The risk for exploitation of these women was high under this plan. In fact, according to law professor Audrey Macklin in her paper called, “Foreign Domestic Worker: Surrogate Housewife or Mail Order Servant”, this program positioned these workers as “cheap, exploitable and expendable.”   

So, domestic workers, past and present, started lobbying to change the policy. It’s something that we hear about to this day; Black women, organizing, rallying, shaking up policy, making noise and making change.  

There’s no disputing the fact that Canada did take advantage of these workers. There was exploitation of labour. These women did face intense racism and pushed up against the patriarchy.   

The West Indian Domestic Scheme, like so many of the labour and immigration programs that came before and after, was flawed in many ways but for women like my mom, growing up and seeing her neighbours and friends leave for Canada and create new narratives, new lives, the risks were worth it. The sacrifice was worth it. 

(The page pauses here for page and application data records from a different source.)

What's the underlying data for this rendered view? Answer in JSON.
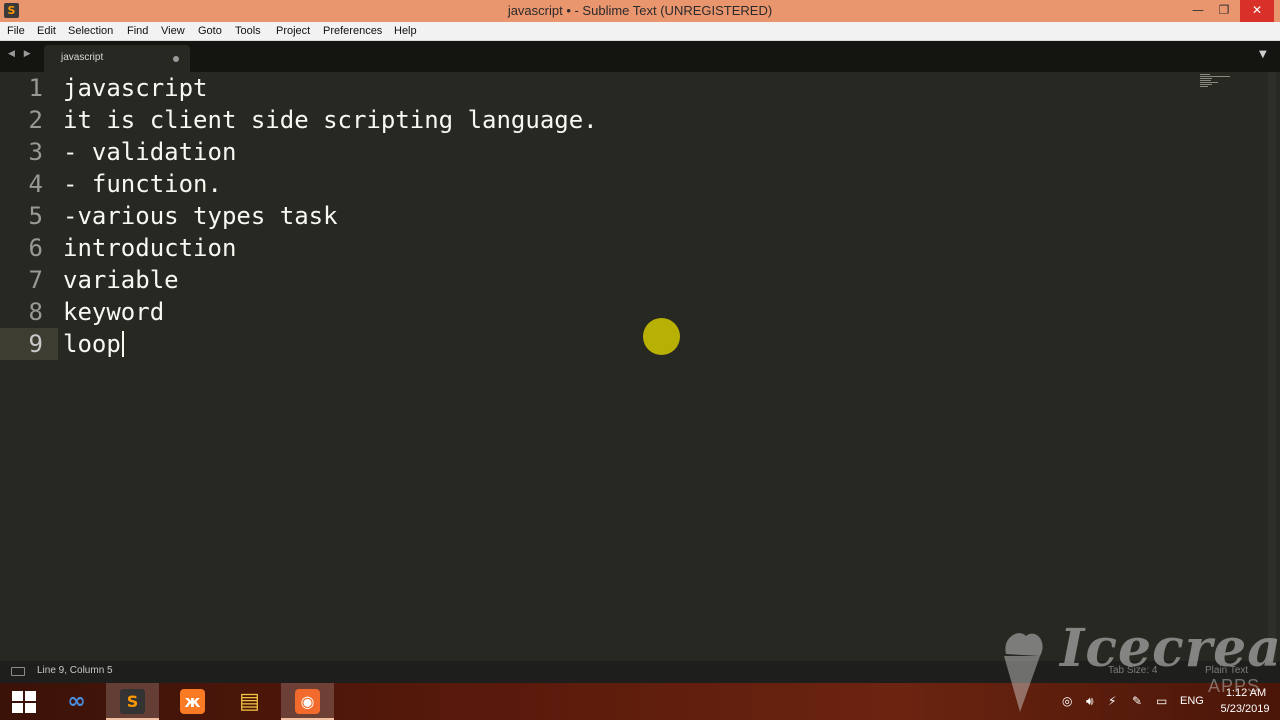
{
  "window": {
    "title": "javascript • - Sublime Text (UNREGISTERED)",
    "app_icon": "S",
    "minimize_glyph": "—",
    "maximize_glyph": "❐",
    "close_glyph": "✕"
  },
  "menu": {
    "items": [
      "File",
      "Edit",
      "Selection",
      "Find",
      "View",
      "Goto",
      "Tools",
      "Project",
      "Preferences",
      "Help"
    ]
  },
  "tabs": {
    "nav_arrows": "◀ ▶",
    "active_tab": {
      "label": "javascript",
      "dirty": true
    },
    "dropdown_glyph": "▼"
  },
  "editor": {
    "lines": [
      {
        "number": "1",
        "text": "javascript"
      },
      {
        "number": "2",
        "text": "it is client side scripting language."
      },
      {
        "number": "3",
        "text": "- validation"
      },
      {
        "number": "4",
        "text": "- function."
      },
      {
        "number": "5",
        "text": "-various types task"
      },
      {
        "number": "6",
        "text": "introduction"
      },
      {
        "number": "7",
        "text": "variable"
      },
      {
        "number": "8",
        "text": "keyword"
      },
      {
        "number": "9",
        "text": "loop"
      }
    ],
    "current_line": 9,
    "colors": {
      "background": "#272822",
      "text": "#f8f8f2",
      "gutter_text": "#9a9a94",
      "mouse_highlight": "#c9bf00"
    }
  },
  "statusbar": {
    "position": "Line 9, Column 5",
    "tab_size": "Tab Size: 4",
    "syntax": "Plain Text"
  },
  "taskbar": {
    "apps": [
      {
        "name": "visual-studio",
        "glyph": "∞",
        "color": "#4a8fe0",
        "active": false
      },
      {
        "name": "sublime-text",
        "glyph": "S",
        "color": "#ff9800",
        "active": true
      },
      {
        "name": "xampp",
        "glyph": "ж",
        "color": "#fb7a24",
        "active": false
      },
      {
        "name": "file-explorer",
        "glyph": "▤",
        "color": "#f5c542",
        "active": false
      },
      {
        "name": "screen-recorder",
        "glyph": "◉",
        "color": "#f26b2c",
        "active": true
      }
    ],
    "tray": {
      "lang": "ENG",
      "time": "1:12 AM",
      "date": "5/23/2019"
    }
  },
  "watermark": {
    "brand": "Icecream",
    "sub": "APPS"
  }
}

GB: You must be so proud of yourself in a way. I would be proud of - I'm proud of you.   

EB: Well…  

GB: Coming - like that seems like such a brave thing to do.  

EB: Well, it was it -- it was and is a brave thing to do. But the thing is… like lots of what happened to me, like I don't take it and make a grudge. I move forward. 

GB: One of my earliest childhood memories, maybe my very first memory, is reuniting with my mother in Canada after her long absence from our lives. I was a baby, not yet 3 years old. I remember her smelling different from us – from my dad, my older sister, and brothers. I remember not wanting her to hold or kiss me. She was a stranger to me in this cold foreign land. She had been gone for half of my life.  

When I ask my mom about our reunion, she says she remembers it clearly. She remembers me not wanting to kiss her... but doesn’t say much more, which is typical of my mom and dad. They were a team, and they had this opportunity to come to a country, get good jobs, and start contributing to a new community. Hugs and kisses could wait, as hard as that may sound. It’s the same immigrant story I’ve heard time and time again. Your parents get here, and their only goal is to succeed and provide. 

I think about the West Indian Domestic Scheme and the thousands of women who came before, during and after it...and these same reunion scenarios playing out again and again.  

Right now, I see the women who come from the Philippines, from the West Indies, from all over the world to take care of Canadian children and households and elderly parents, and I think of what they are giving up to be here. And I hope that it’s worth it.  

EB: Life is something that if you allow stress and this and that to keep you down, that's what will keep you down. You have to always kind of say, well, looking at the positive thing because where there is 10 negative, there is 20 positive out there waiting for you if you put your heart and mind to it. And that is the thing that really, really keep your 82-year-old mother going. You just got - you just got to do it. Whatever you have to do, you just do it.  

GB: Thanks for listening. 

Strong and Free is produced by Media Girlfriends and Historica Canada. 

You can find Strong and Free on Apple Podcasts, Spotify, or wherever you get your podcasts. 

This series is part of a larger Black history education campaign by Historica Canada. For more resources, visit historicacanada.ca.

This episode was written and produced by me, Garvia Bailey. 

Senior producers are myself along with Hannah Sung. 

Sound design and mix by Gabbie Clarke and David Moreau. 

The Media Girlfriends team is rounded out by Josiane Blanc, Lucius Dechausay, Jeff Woodrow, and Nana aba Duncan, the founder of Media Girlfriends. 

Thank you to my mom, Eva Bailey, and to our script consultant, Karen Flynn, associate professor at the University of Illinois, Urbana-Champaign. Special thanks to my family, the Baileys. 

The 1959 clip you heard in this episode was produced by The Calvin Company for a McGraw Hill Textbook series in a video called The Problem With Women.

Fact-checking by Amy van den Berg.  

I'm Garvia Bailey, thanks for listening.